This whole business has been the subject of ongoing controversy between the DNREC and the Center for the Inland Bays, and other “stakeholders,” for quite a few years now. A public hearing is being held on a proposed regulation on June 8, 2016. Green Delaware submitted these comments:
Mr. Robert P. Haynes, Esq., Senior Hearing Officer, Office of the Secretary
Steven Smailer, Section Manager, Wetlands and Subaqueous Lands Section
Virgil Holmes, Director, DNREC Division of Water
Below are some comments from Green Delaware on the proposed Shellfish Aquaculture regulation.
(1) In my opinion the conduct of public hearings by the DNREC habitually lacks respect for the public in numerous important ways. The Department should allow members of the public to be considered “parties,” should properly admit materials as exhibits, should allow questioning of witnesses, and should not admit post-hearing responses without allowing opportunity for rebuttal. The record should be left open for at least two weeks following the hearing so as to allow opportunity to digest and react to information developed at the hearing.
(2) The proposed regulation seems to be based on claims or assumptions that improvement in water quality will result. However, documents contained in or cited in this matter do not seem to support such claims. A report from the Chesapeake Bay Foundation does not seem to support such claims. The Department should not proceed to implement the proposed regulation/program without better reason to think water quality benefits would result.
(3) Input into this matter seems to have been dominated by commercial interests. This comment particularly applies to the so-called “Tiger Team” organized by the Center for the Inland Bays. The public seems to have been largely excluded.
(4) The role, or potential role, of the Department of Agriculture in regulating and/or promoting a shellfish aquaculture program should be clarified, and the expertise in the Delaware Department of Agriculture to do so should be identified.
(5) The list of public hearing speakers circulated by Mr. Haynes seems to contain representatives of many organizations not adequately included in previous discussions. We also note the suspicious expulsion by the Center for the Inland Bays of Mr. Steve Callanen from participation in discussions.

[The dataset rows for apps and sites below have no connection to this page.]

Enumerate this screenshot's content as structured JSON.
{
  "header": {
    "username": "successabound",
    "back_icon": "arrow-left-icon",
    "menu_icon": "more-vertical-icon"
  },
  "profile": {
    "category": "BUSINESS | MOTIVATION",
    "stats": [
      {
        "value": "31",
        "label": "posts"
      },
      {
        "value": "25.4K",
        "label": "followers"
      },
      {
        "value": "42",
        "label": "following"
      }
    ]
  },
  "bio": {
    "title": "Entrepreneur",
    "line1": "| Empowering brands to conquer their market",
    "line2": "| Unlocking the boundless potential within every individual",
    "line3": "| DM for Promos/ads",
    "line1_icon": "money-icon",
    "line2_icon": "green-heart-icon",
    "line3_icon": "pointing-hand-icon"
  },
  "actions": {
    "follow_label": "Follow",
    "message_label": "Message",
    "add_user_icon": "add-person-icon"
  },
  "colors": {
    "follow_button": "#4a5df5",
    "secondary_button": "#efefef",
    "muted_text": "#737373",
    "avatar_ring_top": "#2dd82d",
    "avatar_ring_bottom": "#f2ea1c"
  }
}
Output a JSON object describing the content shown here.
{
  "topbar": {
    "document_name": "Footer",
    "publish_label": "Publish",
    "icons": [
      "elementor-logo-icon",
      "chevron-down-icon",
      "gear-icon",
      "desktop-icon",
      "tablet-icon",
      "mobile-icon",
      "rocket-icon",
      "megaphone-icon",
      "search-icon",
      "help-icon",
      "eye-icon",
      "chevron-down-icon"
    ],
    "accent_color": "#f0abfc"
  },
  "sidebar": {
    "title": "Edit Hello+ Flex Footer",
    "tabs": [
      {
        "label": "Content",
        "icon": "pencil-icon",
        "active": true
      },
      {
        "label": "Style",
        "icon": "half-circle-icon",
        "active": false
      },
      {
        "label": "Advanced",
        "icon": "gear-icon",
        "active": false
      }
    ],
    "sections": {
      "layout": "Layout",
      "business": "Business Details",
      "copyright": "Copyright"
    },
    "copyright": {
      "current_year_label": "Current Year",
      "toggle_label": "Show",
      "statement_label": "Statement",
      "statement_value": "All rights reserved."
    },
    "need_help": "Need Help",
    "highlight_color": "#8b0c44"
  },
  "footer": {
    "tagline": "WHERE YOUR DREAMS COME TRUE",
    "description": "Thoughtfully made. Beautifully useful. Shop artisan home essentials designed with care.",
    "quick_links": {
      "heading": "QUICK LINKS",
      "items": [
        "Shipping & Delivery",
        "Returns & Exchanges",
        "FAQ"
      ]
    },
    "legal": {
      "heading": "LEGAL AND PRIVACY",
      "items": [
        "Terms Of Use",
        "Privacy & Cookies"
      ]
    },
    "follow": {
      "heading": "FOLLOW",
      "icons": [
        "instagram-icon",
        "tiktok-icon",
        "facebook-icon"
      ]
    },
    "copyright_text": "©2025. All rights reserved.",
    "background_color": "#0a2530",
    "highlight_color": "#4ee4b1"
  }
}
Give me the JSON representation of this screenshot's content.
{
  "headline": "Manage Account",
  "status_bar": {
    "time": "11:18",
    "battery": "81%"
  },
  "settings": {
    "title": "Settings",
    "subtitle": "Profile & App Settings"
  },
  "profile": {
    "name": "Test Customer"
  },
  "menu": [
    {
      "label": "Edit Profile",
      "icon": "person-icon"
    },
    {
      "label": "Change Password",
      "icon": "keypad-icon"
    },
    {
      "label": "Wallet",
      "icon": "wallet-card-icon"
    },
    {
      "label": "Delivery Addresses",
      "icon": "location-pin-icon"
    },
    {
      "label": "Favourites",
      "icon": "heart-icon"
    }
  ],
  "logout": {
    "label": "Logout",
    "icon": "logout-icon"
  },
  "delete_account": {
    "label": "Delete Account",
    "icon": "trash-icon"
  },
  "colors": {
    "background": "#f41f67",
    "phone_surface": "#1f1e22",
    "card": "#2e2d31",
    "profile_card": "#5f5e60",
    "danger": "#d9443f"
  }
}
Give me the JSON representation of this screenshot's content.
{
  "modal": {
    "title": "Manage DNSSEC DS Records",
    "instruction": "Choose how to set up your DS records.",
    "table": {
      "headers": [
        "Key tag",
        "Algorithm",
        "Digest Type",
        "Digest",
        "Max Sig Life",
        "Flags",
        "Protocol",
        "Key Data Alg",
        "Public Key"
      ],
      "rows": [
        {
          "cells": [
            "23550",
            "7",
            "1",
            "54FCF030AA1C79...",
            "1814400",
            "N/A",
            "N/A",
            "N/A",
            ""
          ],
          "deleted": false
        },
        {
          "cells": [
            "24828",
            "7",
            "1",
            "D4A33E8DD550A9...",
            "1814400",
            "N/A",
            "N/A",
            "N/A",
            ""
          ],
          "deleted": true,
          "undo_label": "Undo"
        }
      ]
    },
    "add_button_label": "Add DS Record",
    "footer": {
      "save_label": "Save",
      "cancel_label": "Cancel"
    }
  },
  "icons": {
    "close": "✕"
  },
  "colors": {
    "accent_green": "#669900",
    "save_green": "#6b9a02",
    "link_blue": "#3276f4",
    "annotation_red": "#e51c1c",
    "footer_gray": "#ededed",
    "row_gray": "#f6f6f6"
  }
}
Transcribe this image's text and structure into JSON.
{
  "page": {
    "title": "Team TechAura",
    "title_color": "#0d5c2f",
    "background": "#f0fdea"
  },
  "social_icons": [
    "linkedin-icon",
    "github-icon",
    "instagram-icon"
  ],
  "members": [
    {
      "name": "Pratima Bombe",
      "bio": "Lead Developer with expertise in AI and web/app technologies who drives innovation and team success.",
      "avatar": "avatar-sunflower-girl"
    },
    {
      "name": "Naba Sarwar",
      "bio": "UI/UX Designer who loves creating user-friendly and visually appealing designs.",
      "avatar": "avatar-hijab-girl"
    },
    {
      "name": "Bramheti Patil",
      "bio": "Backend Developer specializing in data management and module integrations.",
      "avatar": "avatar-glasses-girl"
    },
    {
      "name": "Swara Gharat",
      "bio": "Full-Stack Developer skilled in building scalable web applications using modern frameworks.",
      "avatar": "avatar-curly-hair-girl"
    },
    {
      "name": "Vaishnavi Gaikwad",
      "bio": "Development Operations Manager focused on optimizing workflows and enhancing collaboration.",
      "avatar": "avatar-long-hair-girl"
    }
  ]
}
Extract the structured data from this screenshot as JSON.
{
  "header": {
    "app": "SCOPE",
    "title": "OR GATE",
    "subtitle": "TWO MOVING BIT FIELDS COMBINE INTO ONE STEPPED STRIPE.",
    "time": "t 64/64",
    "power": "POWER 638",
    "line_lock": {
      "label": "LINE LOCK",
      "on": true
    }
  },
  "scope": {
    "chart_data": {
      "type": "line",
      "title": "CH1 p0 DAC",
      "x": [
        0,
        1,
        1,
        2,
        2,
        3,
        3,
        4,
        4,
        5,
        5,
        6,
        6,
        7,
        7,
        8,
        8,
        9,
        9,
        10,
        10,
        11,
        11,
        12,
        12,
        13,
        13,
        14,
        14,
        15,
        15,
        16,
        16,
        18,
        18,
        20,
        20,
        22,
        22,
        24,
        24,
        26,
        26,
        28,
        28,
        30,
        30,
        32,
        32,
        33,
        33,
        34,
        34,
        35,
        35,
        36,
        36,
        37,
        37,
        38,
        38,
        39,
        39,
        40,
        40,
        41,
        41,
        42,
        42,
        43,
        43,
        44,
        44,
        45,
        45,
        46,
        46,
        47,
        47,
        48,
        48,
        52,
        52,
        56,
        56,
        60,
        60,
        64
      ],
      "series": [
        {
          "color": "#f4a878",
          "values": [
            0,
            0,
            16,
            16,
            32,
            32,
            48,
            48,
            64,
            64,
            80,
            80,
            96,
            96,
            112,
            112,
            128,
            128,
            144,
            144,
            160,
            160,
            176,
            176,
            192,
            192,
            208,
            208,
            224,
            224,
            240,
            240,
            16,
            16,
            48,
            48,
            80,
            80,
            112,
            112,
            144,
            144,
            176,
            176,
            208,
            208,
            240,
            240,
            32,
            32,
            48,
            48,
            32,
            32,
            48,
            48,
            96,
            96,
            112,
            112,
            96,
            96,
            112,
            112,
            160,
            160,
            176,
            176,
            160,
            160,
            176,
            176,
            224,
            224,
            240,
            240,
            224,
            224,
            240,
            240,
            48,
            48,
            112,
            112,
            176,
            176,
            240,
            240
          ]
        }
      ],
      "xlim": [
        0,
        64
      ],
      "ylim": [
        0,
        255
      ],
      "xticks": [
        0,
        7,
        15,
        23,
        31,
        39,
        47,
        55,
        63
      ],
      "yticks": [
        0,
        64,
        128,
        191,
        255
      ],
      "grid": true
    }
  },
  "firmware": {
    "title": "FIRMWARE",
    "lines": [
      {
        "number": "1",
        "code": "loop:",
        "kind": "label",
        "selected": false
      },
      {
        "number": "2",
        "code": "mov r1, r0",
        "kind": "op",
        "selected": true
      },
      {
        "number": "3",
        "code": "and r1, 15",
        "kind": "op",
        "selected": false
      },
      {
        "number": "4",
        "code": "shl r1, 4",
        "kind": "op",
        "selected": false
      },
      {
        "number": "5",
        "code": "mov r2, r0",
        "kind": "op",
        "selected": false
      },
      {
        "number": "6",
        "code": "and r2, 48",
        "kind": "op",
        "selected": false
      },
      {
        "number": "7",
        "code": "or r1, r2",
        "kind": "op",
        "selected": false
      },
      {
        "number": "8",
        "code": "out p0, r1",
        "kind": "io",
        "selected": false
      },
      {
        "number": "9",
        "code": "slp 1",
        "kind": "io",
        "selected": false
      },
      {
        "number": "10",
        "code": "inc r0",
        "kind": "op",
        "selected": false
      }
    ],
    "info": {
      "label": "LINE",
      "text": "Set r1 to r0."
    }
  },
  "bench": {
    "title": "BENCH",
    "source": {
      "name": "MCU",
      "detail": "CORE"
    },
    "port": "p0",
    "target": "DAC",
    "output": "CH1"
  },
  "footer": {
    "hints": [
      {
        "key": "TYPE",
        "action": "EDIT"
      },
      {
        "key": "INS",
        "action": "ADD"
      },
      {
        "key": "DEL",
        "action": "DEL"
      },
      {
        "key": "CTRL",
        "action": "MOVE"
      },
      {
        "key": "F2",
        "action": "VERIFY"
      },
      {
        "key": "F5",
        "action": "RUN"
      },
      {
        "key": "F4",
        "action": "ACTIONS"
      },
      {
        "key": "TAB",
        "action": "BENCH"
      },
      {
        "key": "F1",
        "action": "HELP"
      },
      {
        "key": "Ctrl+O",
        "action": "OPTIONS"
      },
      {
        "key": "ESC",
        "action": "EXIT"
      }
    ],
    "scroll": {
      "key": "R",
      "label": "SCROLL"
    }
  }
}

(6) We understand that the proposed locations of aquaculture operations are in eutrophic waters, where dissolved oxygen levels at night are likely to drop to very low levels, leading to anaerobic respiration by oysters. This raises questions regarding the potential for commercially viable net growth of oyster biomass at these locations.
(7) Before proceeding, an evaluation/peer review of the proposed regulations/program by independent experts outside of Delaware should be carried out. This should include an evaluation of potential negative impacts.
(8) We have heard from a significant number of Delaware residents expressing concern about the proposed regulation.
For these and other reasons not stated here, Green Delaware feels that the proposed regulation is not “ready for prime time” and should not be adopted at this time. Increasing the population of oysters, hard clams, and other filter feeders in the Inland Bays is probably a worth goal, but this should be done via activities soundly based in “the science” and with due regard for the various interests having a stake in the condition of the Bays.
Alan Muller, Executive Director
Alan Muller, Executive Director